This morning I heard on the news that an American short seller had given Shopify, a large Canadian company, a negative review. That caused Shopify’s stock to drop 7-11% over two days.
It was glorious. Not the news itself – the fact that I understood what they were talking about!
Shopify is based in Ottawa and has technology that helps people set up and run online stores, for a monthly subscription fee. It’s been doing really well on the Toronto Stock Exchange and the New York Stock Exchange, so this news is rather shocking. Right now, it means people looking to get in can take advantage of a slight sale on the stocks. (But if it goes on long term, people at the company may lose their jobs.)
The short seller is saying, basically, that the stock isn’t worth its price. (Click here if you want to hear why.) That means that if you own Shopify stock, it’s not worth as much as you thought, and could drop once everyone realizes it, wiping out some of your money-on-paper. (To me it’s all just money on paper until you need to cash it in for something. Like paying your nursing home bills in retirement.)
You may have heard the phrase, “buy low, sell high.” Well, a short seller does that too – but in reverse order.
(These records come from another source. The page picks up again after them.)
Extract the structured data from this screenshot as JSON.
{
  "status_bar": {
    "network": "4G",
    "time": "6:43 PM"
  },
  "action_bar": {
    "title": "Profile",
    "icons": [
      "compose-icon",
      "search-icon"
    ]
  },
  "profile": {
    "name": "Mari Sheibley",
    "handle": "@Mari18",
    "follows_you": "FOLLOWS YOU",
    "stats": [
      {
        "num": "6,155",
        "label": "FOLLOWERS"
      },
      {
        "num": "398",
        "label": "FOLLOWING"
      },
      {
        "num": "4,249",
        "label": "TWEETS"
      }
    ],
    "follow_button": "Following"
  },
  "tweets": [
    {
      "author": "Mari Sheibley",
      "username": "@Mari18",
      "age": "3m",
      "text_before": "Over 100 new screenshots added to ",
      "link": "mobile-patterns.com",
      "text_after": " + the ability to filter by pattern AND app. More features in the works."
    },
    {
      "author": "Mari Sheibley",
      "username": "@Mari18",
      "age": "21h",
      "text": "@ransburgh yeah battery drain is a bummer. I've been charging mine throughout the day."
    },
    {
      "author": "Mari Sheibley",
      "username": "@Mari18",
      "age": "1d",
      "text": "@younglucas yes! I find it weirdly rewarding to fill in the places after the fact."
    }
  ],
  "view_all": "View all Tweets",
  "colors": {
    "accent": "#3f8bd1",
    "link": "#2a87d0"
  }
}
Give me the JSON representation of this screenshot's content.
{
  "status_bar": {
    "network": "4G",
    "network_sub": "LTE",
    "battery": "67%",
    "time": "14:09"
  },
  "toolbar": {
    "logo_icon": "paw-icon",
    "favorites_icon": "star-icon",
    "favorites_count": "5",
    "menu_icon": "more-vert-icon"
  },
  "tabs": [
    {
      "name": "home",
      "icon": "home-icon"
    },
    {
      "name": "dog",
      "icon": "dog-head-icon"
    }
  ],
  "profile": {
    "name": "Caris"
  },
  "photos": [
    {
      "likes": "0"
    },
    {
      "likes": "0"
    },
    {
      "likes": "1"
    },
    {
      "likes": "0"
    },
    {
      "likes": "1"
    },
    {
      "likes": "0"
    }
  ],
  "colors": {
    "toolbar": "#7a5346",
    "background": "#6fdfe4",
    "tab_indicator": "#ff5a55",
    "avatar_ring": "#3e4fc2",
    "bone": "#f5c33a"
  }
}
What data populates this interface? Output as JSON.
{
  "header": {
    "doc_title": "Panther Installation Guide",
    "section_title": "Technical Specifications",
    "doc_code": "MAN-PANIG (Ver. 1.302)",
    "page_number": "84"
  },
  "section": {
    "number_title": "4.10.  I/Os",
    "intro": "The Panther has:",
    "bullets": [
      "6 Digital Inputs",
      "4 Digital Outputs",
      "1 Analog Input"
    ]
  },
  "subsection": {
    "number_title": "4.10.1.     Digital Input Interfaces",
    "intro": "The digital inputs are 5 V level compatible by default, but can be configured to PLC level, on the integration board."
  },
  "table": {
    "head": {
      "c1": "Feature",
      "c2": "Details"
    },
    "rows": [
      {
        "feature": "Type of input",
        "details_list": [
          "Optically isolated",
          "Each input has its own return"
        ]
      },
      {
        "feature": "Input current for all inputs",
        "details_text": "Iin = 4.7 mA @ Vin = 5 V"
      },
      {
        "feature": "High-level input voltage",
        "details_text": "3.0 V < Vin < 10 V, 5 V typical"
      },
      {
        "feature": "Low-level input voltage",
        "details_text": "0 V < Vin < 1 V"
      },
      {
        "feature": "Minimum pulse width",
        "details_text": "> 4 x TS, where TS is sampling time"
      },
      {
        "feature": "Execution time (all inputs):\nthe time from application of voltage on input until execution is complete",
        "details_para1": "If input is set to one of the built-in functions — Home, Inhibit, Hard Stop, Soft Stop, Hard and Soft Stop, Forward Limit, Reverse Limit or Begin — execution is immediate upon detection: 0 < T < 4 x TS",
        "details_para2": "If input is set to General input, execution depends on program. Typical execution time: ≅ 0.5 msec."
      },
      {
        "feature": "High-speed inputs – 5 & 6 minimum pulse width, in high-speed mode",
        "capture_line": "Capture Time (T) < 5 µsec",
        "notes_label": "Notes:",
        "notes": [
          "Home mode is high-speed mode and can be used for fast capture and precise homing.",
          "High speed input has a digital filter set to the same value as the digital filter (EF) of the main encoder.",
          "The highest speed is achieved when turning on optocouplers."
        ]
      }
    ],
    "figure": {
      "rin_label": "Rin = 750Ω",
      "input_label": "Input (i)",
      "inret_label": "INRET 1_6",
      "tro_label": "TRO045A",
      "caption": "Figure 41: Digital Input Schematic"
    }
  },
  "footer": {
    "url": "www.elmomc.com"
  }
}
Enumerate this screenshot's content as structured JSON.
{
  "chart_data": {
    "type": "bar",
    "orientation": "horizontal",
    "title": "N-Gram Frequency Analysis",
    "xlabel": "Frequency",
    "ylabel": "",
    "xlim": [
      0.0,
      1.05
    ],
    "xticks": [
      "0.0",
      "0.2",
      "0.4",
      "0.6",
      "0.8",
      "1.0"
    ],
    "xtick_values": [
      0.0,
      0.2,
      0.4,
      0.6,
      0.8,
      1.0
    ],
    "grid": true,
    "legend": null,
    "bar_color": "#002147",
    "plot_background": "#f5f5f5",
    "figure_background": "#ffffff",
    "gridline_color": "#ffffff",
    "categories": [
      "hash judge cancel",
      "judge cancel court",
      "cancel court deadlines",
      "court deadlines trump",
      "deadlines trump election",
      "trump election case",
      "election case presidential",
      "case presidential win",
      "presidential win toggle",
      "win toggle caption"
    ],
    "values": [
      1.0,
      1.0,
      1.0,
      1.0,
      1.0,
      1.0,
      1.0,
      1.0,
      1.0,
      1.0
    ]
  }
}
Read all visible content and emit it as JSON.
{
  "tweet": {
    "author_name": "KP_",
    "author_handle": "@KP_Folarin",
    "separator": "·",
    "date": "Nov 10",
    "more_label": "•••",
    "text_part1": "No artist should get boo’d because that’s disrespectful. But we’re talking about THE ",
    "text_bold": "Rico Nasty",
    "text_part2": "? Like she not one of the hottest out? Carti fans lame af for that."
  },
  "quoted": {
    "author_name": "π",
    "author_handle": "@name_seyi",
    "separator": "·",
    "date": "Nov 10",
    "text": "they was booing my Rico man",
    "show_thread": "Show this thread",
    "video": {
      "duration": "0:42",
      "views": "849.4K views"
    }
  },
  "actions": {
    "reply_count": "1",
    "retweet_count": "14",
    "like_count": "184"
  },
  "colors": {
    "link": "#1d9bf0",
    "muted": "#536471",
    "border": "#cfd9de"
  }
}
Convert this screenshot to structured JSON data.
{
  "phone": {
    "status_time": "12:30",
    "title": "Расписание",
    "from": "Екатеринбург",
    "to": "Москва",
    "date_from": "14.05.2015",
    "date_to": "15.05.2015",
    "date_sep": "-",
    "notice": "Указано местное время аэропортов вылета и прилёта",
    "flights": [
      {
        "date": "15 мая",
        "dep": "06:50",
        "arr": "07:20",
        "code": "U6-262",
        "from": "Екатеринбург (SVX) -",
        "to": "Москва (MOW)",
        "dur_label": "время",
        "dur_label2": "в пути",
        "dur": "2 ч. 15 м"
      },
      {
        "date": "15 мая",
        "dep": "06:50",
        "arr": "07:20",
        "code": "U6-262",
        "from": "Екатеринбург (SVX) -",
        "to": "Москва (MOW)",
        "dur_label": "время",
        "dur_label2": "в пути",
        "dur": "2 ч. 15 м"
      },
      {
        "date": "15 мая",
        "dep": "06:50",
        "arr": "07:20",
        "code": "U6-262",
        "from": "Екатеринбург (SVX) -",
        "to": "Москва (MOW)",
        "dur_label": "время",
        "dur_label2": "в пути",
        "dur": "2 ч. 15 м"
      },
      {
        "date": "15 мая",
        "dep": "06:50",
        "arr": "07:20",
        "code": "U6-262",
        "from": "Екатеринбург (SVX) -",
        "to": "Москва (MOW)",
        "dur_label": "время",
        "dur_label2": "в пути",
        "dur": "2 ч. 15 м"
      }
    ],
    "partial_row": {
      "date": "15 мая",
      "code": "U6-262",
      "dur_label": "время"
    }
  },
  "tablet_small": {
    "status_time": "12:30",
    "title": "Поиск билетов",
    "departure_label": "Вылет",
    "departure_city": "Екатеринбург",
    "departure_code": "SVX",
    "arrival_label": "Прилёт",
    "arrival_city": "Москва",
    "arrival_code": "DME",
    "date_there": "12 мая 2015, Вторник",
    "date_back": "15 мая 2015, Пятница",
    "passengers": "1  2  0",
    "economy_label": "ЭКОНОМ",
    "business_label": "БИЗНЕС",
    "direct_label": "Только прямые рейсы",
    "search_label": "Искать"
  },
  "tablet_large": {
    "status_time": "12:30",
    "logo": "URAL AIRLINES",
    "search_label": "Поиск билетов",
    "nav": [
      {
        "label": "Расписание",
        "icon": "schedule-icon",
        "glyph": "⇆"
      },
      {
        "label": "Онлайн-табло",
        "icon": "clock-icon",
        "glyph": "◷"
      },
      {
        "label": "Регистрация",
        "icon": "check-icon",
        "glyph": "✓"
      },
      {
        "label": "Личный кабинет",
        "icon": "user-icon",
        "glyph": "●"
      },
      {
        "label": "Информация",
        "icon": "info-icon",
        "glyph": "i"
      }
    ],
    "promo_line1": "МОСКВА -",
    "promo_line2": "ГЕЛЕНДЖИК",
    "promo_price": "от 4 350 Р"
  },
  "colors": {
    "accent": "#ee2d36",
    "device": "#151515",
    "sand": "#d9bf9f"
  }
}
It’s complicated, but they’re betting on stocks going down, not up. They sell first, when it’s high, then to fulfill the order they buy when it’s low. So if they sell for $10 today and buy for $5 tomorrow, they’ve made $5. (If they’re wrong and it goes up to $15, they’re out $5.)
So after all these months of studying and sticking with the Canadian Securities Course I feel like I’ve actually learned something. It’s almost like conversational Spanish – I’ve finally moved a bit beyond “Una cerveza por favor.” ¡Olé!
(In other news, I’ve finally finished the course work for CSC. Now a month or so of studying, then I’ll book the final exam. Progress!)